Edward Hibberd Johnson
Edward Hibberd Johnson was born in 1846 and is famous for his work with Edison and for starting the trend of Christmas tree lights. Johnson was killed in 1917 in an electrical accident.
Johnson worked for William Jackson Palmer, and in 1867 they headed west from their hometown of Philadelphia. In 1871, as the assistant to General William J. Palmer, Johnson was sent East to manage the Automatic Telegraph Company, where he hired Thomas A. Edison, 24 at the time. When Edison left to create his 'invention factory' in Menlo Park, Johnson followed and became one of Edison's trusted executives. Johnson helped Edison earn money and start businesses with his inventions such as the phonograph and Edison's light bulb.

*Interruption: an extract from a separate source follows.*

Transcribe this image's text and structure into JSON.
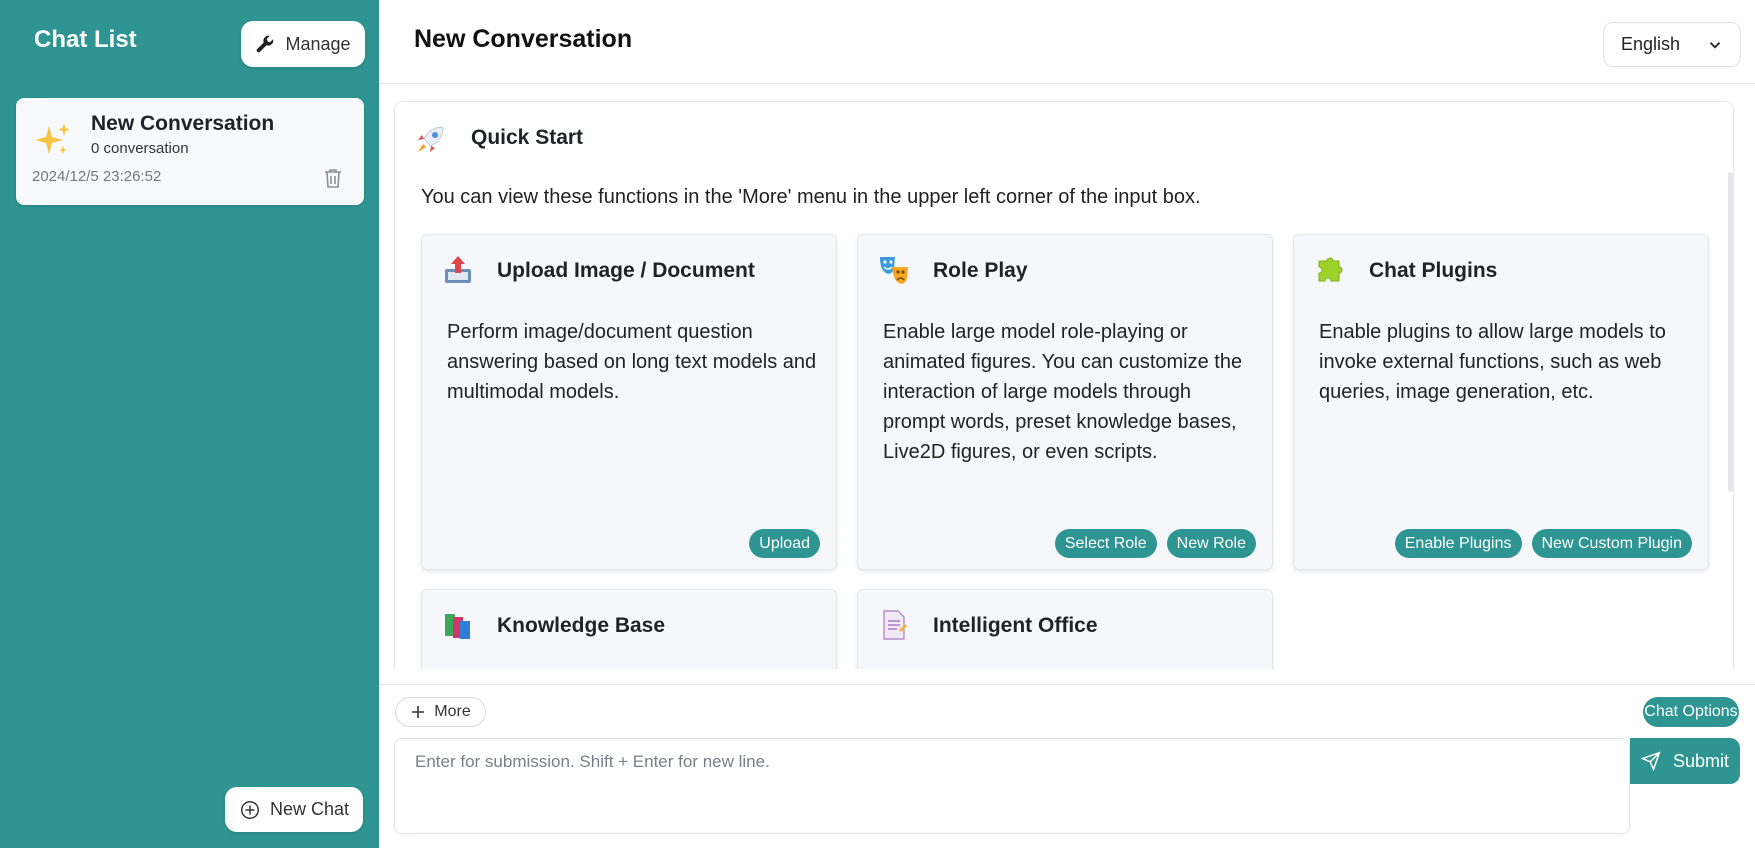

Christmas trees were just becoming popular, and a common decoration was candles around them, though they were a fire hazard. Johnson hand-wired 80 red, white, and blue bulbs and strung them around a tree on a revolving pedestal, then called a reporter. Each year he put more and more bulbs on, with 120 in 1884. At the time this was far too expensive for most people, but in 1894 President Cleveland put electric lights on the White House tree, and by 1914 they were relatively affordable. His publicity stunt transformed into a massively popular tradition.